1. Setting the scene. New research on "science diplomacy" and CERT cooperation. (Academia).
2. Discussion.
2.1. Technical community. How CERT cooperation works. (Tech/CERT community)
2.2. Update on UNGGE and state cooperation. GCCS. And more. (Government)
2.3. A civil society view on this. (Academia/Civil society)
3. Debate
3.1. Whether CERT cooperation is (or not) a form of diplomacy
3.2. Whether CERT cooperation can (or cannot) help improve responsible cyber behaviors
3.3. Whether existing technical cybernorms are to be recognised formally by states
4. Conclusion
4.1. Key take-aways
4.2. Follow-up questions

Last year, Workshop 132 on Cybernorms, successfully brought to the IGF participants from UNGGE and NATO, together with world renowned academics in the field of cybersecurity. These were new participants to the IGF, and one of the key agreements of the session was that there could be a mutually constructive way forward for the UNGGE to be more open and transparent and for Internet governance stakeholders to be more aware and involved in the UNGGE discussions. This proposal is a continuation of that effort, to bring into direct conversation the parallel worlds of the Internet governance multistakeholder community and the more formal, state-centric processes, such as UNGGE. In the lead towards the debate at IGF 2017, the organizers will take into consideration geographical diversity and gender balance.

Onsite Moderator: Pablo Hinojosa
Online Moderator: Duncan Hollis
Rapporteur: Vladimir Radunovic

Online Participation:
The rapporteur of UNGGE participated last year, remotely through WebEx, in workshop 132 on Cybernorms, asking an important question that influenced the outcome and facilitated agreements at the workshop. There were other remote participants through WebEx and also a wide audience through YouTube. We expect a similar if not a more active participation through online means, in terms of questions and comments being raised remotely by those that are not able to be physically present at the next IGF in Geneva.

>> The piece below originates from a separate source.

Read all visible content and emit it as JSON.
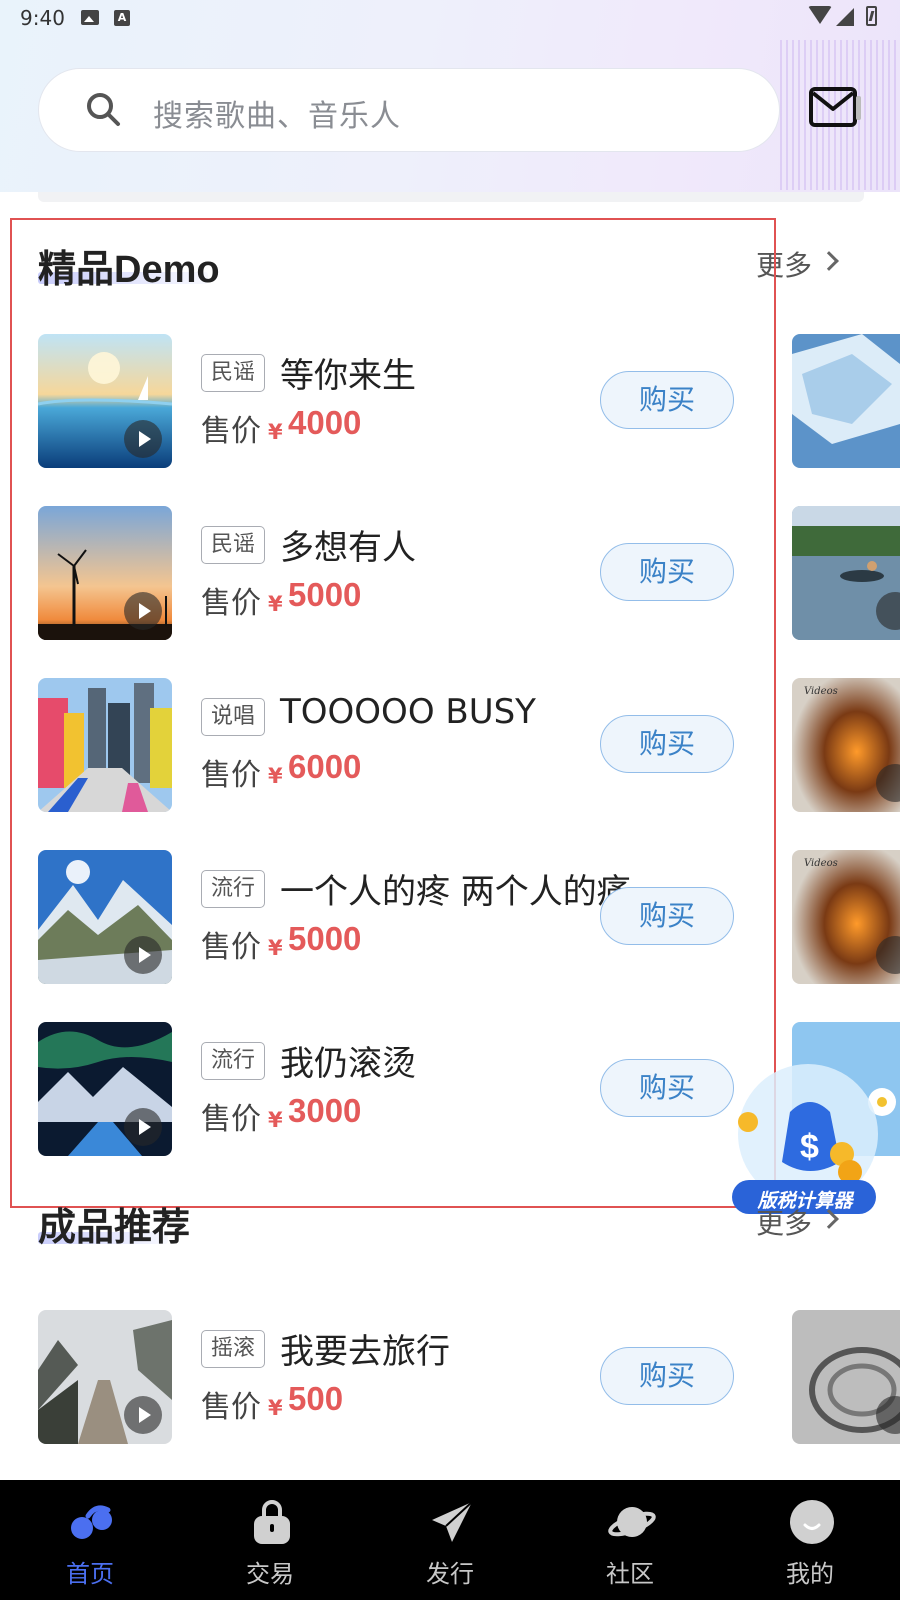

Discussion facilitation:
There will be two co-moderators of the debate, each fostering the discussion on basically two sides: the UNGGE/governmental perspective, and the technical community/CERT perspective. These two co-moderators will first, help to set the scene by referring to new academic research on CERT diplomacy. Also by calling participants to provide updates on the UNGGE process and the GCCS event. The technical community will explain processes and networks of trust that are the basis of CERT collaboration. The co-moderators will foster a conversation, mainly by distinguishing things that were unknown to each party that merit better understanding and will help discover those issues that can help both parties increase mutual understanding. The co-moderators will lead the participants of the debate towards finding feasible paths for collaboration, which are the key expected outcomes of the workshop.

Conducted a Workshop in IGF before?: Yes
Link to Report: https://www.intgovforum.org/multilingual/filedepot_download/4098/246

Contact Information

United Nations
Secretariat of the Internet Governance Forum (IGF)

Villa Le Bocage
Palais des Nations,
CH-1211 Geneva 10

igf [at] un [dot] org
+41 (0) 229 173 678